◆ **BRIEF**
Copy every line of the listing that holds the string "Узел".
PROVIDED RECORDS: Begin
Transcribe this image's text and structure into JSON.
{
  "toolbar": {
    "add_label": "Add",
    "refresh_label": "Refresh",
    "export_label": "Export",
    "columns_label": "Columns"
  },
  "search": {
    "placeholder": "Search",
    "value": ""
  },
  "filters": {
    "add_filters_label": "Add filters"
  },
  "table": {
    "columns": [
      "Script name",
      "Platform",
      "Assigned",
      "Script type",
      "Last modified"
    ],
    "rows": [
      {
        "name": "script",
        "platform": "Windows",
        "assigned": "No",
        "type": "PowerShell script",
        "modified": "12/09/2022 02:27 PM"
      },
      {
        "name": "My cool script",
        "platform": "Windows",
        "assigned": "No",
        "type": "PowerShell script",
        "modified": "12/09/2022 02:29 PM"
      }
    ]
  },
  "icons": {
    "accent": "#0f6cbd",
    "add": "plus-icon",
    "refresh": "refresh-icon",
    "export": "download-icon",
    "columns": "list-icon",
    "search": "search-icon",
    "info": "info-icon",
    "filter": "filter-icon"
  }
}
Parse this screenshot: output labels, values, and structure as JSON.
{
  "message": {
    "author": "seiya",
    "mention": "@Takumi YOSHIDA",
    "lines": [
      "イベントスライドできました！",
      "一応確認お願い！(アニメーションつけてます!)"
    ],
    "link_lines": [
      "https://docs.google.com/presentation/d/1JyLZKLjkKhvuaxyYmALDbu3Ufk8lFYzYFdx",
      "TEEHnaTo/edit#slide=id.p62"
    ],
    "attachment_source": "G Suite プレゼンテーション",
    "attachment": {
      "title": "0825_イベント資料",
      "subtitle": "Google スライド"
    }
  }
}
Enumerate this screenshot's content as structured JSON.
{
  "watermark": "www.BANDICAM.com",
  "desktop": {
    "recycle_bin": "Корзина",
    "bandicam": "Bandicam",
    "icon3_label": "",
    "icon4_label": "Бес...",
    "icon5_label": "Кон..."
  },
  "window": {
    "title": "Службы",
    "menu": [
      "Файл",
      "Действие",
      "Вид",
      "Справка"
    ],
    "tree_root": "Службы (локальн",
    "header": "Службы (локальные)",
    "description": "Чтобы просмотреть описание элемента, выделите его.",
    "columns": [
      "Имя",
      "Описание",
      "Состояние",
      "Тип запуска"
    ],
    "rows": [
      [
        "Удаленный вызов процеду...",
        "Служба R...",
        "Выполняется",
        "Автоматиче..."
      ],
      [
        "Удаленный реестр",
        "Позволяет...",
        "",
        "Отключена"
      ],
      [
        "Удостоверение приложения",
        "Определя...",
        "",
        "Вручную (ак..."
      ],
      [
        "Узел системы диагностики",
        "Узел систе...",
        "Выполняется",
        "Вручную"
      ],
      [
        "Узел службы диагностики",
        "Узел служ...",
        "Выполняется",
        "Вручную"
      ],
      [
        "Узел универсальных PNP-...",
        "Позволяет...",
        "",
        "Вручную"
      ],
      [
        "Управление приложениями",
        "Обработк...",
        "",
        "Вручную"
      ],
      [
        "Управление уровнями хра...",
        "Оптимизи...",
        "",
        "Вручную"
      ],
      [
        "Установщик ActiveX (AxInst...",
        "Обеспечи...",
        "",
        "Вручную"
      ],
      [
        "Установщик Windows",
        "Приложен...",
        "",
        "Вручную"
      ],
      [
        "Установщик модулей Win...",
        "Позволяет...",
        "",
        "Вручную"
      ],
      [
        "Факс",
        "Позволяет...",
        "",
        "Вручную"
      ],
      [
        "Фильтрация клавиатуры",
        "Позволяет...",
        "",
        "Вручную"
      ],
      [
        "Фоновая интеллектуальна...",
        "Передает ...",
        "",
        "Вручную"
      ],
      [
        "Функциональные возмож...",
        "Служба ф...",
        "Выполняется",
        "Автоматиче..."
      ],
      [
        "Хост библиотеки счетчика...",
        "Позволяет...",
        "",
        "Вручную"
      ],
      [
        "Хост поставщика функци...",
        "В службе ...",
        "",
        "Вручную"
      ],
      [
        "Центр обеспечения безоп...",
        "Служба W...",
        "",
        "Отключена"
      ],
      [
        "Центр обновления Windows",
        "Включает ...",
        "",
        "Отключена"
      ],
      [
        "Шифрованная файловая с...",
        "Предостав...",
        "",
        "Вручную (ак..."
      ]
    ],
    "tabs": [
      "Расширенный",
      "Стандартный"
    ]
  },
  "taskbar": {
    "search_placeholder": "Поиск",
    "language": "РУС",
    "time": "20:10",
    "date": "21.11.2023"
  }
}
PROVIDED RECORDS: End
◆ **ANSWER TO THE EXERCISE**
        "Узел системы диагностики",
        "Узел систе...",
        "Узел службы диагностики",
        "Узел служ...",
        "Узел универсальных PNP-...",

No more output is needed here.